WORK TASK — How many of the lines below contain the word "таблицы"? Only the number is wanted.

INPUT MATERIAL —
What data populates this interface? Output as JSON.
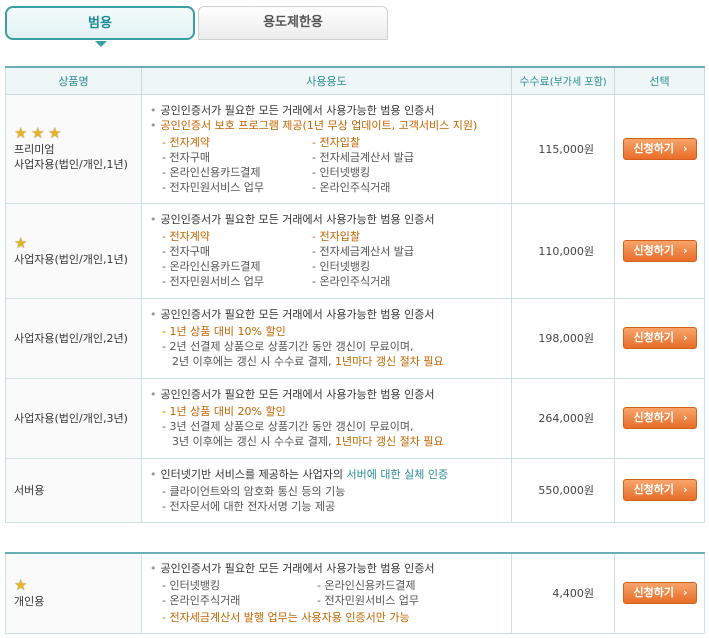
{
  "tabs": [
    {
      "label": "범용",
      "active": true
    },
    {
      "label": "용도제한용",
      "active": false
    }
  ],
  "table_headers": {
    "name": "상품명",
    "usage": "사용용도",
    "fee": "수수료",
    "fee_note": "(부가세 포함)",
    "select": "선택"
  },
  "apply_label": "신청하기",
  "chevron": "›",
  "rows": [
    {
      "stars": 3,
      "name_lines": [
        "프리미엄",
        "사업자용(법인/개인,1년)"
      ],
      "main": "공인인증서가 필요한 모든 거래에서 사용가능한 범용 인증서",
      "main2": "공인인증서 보호 프로그램 제공(1년 무상 업데이트, 고객서비스 지원)",
      "items": [
        [
          "전자계약",
          "전자입찰"
        ],
        [
          "전자구매",
          "전자세금계산서 발급"
        ],
        [
          "온라인신용카드결제",
          "인터넷뱅킹"
        ],
        [
          "전자민원서비스 업무",
          "온라인주식거래"
        ]
      ],
      "price": "115,000원"
    },
    {
      "stars": 1,
      "name_lines": [
        "사업자용(법인/개인,1년)"
      ],
      "main": "공인인증서가 필요한 모든 거래에서 사용가능한 범용 인증서",
      "items": [
        [
          "전자계약",
          "전자입찰"
        ],
        [
          "전자구매",
          "전자세금계산서 발급"
        ],
        [
          "온라인신용카드결제",
          "인터넷뱅킹"
        ],
        [
          "전자민원서비스 업무",
          "온라인주식거래"
        ]
      ],
      "price": "110,000원"
    },
    {
      "stars": 0,
      "name_lines": [
        "사업자용(법인/개인,2년)"
      ],
      "main": "공인인증서가 필요한 모든 거래에서 사용가능한 범용 인증서",
      "note1": "- 1년 상품 대비 10% 할인",
      "note2": "- 2년 선결제 상품으로 상품기간 동안 갱신이 무료이며,",
      "note3a": "2년 이후에는 갱신 시 수수료 결제, ",
      "note3b": "1년마다 갱신 절차 필요",
      "price": "198,000원"
    },
    {
      "stars": 0,
      "name_lines": [
        "사업자용(법인/개인,3년)"
      ],
      "main": "공인인증서가 필요한 모든 거래에서 사용가능한 범용 인증서",
      "note1": "- 1년 상품 대비 20% 할인",
      "note2": "- 3년 선결제 상품으로 상품기간 동안 갱신이 무료이며,",
      "note3a": "3년 이후에는 갱신 시 수수료 결제, ",
      "note3b": "1년마다 갱신 절차 필요",
      "price": "264,000원"
    },
    {
      "stars": 0,
      "name_lines": [
        "서버용"
      ],
      "main_a": "인터넷기반 서비스를 제공하는 사업자의 ",
      "main_b": "서버에 대한 실체 인증",
      "note1": "- 클라이언트와의 암호화 통신 등의 기능",
      "note2": "- 전자문서에 대한 전자서명 기능 제공",
      "price": "550,000원"
    }
  ],
  "personal": {
    "stars": 1,
    "name": "개인용",
    "main": "공인인증서가 필요한 모든 거래에서 사용가능한 범용 인증서",
    "items": [
      [
        "인터넷뱅킹",
        "온라인신용카드결제"
      ],
      [
        "온라인주식거래",
        "전자민원서비스 업무"
      ]
    ],
    "note": "- 전자세금계산서 발행 업무는 사용자용 인증서만 가능",
    "price": "4,400원"
  },
  "colors": {
    "accent": "#2a8b93",
    "orange": "#c16500",
    "button": "#e86c28",
    "star": "#e8b321"
  }
}
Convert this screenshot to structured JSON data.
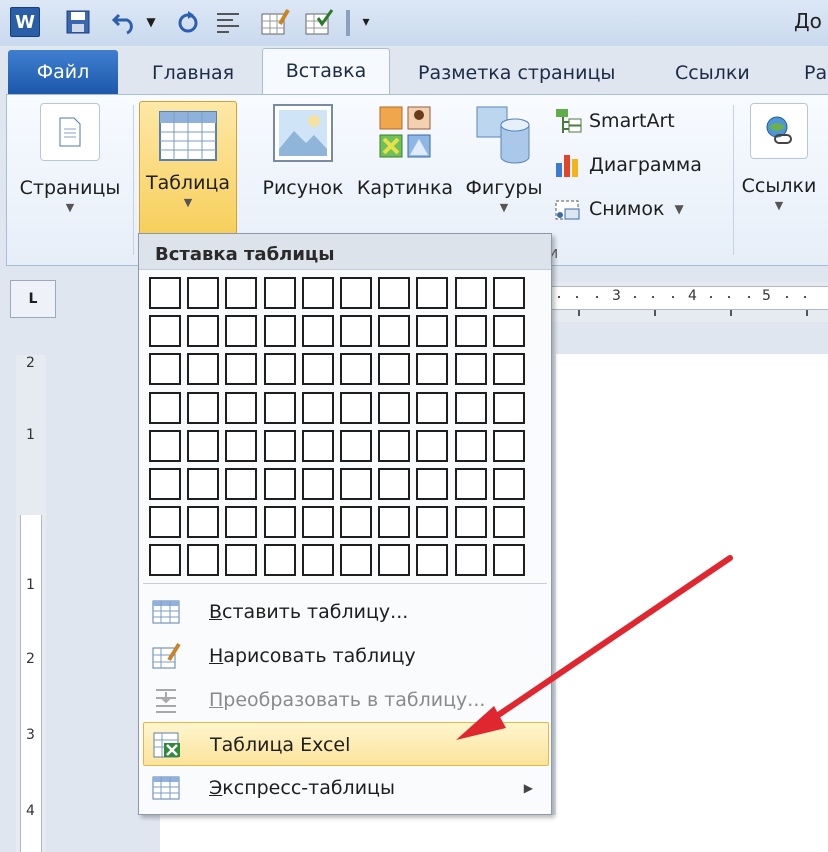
{
  "title_bar": {
    "doc_title": "До"
  },
  "tabs": {
    "file": "Файл",
    "home": "Главная",
    "insert": "Вставка",
    "page_layout": "Разметка страницы",
    "references": "Ссылки",
    "partial": "Ра"
  },
  "ribbon": {
    "pages": "Страницы",
    "table": "Таблица",
    "picture": "Рисунок",
    "clipart": "Картинка",
    "shapes": "Фигуры",
    "smartart": "SmartArt",
    "chart": "Диаграмма",
    "screenshot": "Снимок",
    "links": "Ссылки"
  },
  "ruler": {
    "corner": "L",
    "h_numbers": [
      "3",
      "4",
      "5"
    ],
    "v_numbers": [
      "2",
      "1",
      "1",
      "2",
      "3",
      "4"
    ]
  },
  "menu": {
    "header": "Вставка таблицы",
    "grid_cols": 10,
    "grid_rows": 8,
    "items": [
      {
        "accel": "В",
        "rest": "ставить таблицу...",
        "state": "normal"
      },
      {
        "accel": "Н",
        "rest": "арисовать таблицу",
        "state": "normal"
      },
      {
        "accel": "П",
        "rest": "реобразовать в таблицу...",
        "state": "disabled"
      },
      {
        "accel": "",
        "rest": "Таблица Excel",
        "state": "hover"
      },
      {
        "accel": "Э",
        "rest": "кспресс-таблицы",
        "state": "normal",
        "submenu": true
      }
    ]
  },
  "colors": {
    "file_tab": "#1d58ab",
    "highlight": "#fbe39a",
    "annotation_arrow": "#e0262e"
  },
  "icons": {
    "word_logo": "W"
  }
}
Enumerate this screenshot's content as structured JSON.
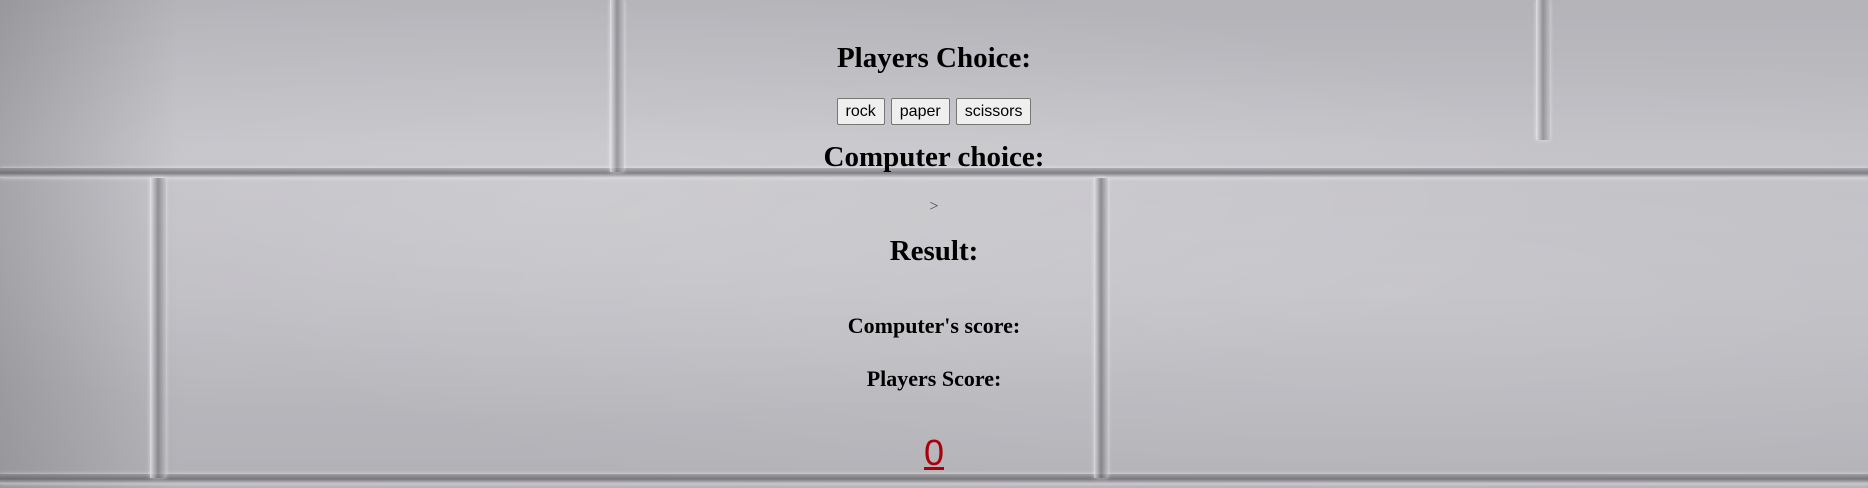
{
  "players_choice": {
    "heading": "Players Choice:",
    "buttons": [
      "rock",
      "paper",
      "scissors"
    ]
  },
  "computer_choice": {
    "heading": "Computer choice:",
    "output": ">"
  },
  "result": {
    "heading": "Result:"
  },
  "scores": {
    "computer_label": "Computer's score:",
    "player_label": "Players Score:"
  },
  "bottom_link": {
    "text": "0"
  },
  "colors": {
    "link": "#a8000a",
    "background": "brick-wall-gray"
  }
}
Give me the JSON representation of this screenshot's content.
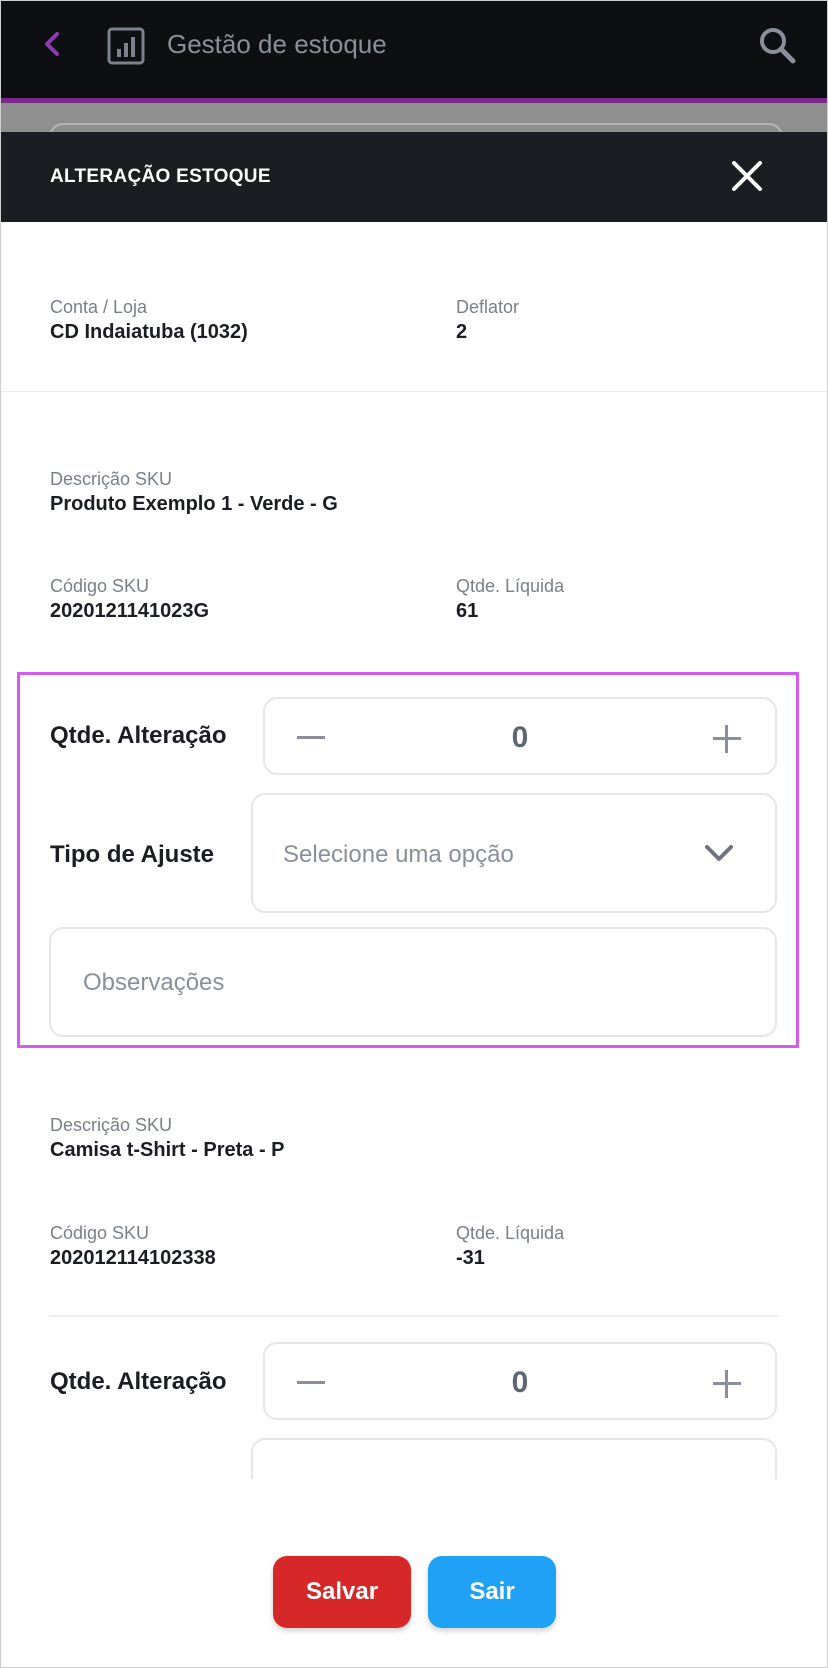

WRITTEN ANSWER — 2